Latin senex — an old man, an allusion to the white- or grey-hairy pappus, which resembles an old man’s beard.
Annual or perennial herbs, shrubs or small trees, rarely climbers, glabrous to hairy. Stems variable. Leaves basal and/or along stems, alternate, margins entire to variously divided, sessile or petiolate. Capitula radiate or diskoid, terminal, usually in corymbs, rarely solitary, with stalks. Involucral bracts usually in 1 row, equal, short bracts often present below involucre. Receptacle flat. Ray florets usually female, often ligulate, yellow, rarely purple or white. Disk florets bisexual, tubular, usually yellow. Achenes cylindrical, ribbed, hairy or glabrous. Pappus of simple or barbed bristles.
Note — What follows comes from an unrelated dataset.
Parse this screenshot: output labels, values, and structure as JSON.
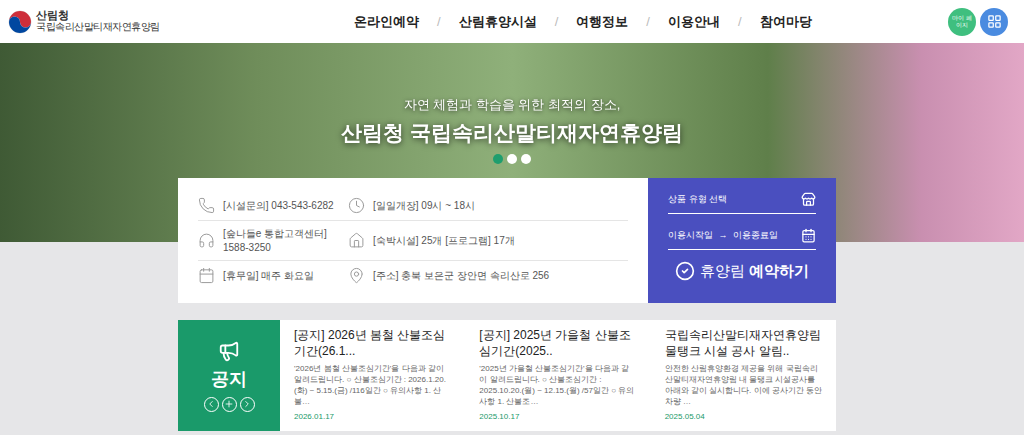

About 10 species have become naturalised in Australia; some are troublesome weeds. S. viravira Hieron. from Argentina is a small white-hairy shrub with divided leaves that have linear segments, diskoid capitula to 7 mm across in open corymbs and florets that are white, yellow or pink.
A number of succulent species with diskoid capitula are sometimes grown as ornamentals: S. articulatus (L. f.) Sch. Bip., Candle Plant, Hot-dog Cactus, from South Africa, a small shrub with fleshy jointed stems, flat divided leaves with 3-5 irregular leaflets, capitula to 1.5 cm across and white florets; S. haworthii (Sw.) Steud., Cocoon Plant, from S Africa, a small shrub with fleshy stems, more or less cylindrical fleshy leaves, capitula to 2 cm across and orange or yellow florets; S. herreanus Dinter [S. herreianus] from Namibia, a prostrate or ascending herb with almost spherical, fleshy leaves, small capitula and white florets; S. radicans (L. f.) Sch. Bip., Creeping Berries, from S Africa, a prostrate herb with almost spherical to cylindrical, fleshy leaves, small capitula and white florets with yellow or mauve anthers; and S. rowleyanus Jacobsen, String-of-beads, from Namibia, a prostrate herb with almost spherical, fleshy leaves, capitula to 1 cm across and white florets with mauve anthers.
Involucral bracts equal and in 1 row, often with some smaller bracts below.
About 1500 species (arguably the largest genus of flowering plants) from most parts of the world, including Australia, which has about 50 native species.
Source: (2002). Dahlia. In: . Horticultural Flora of South-eastern Australia. Volume 4. Flowering plants. Dicotyledons. Part 3. The identification of garden and cultivated plants. University of New South Wales Press.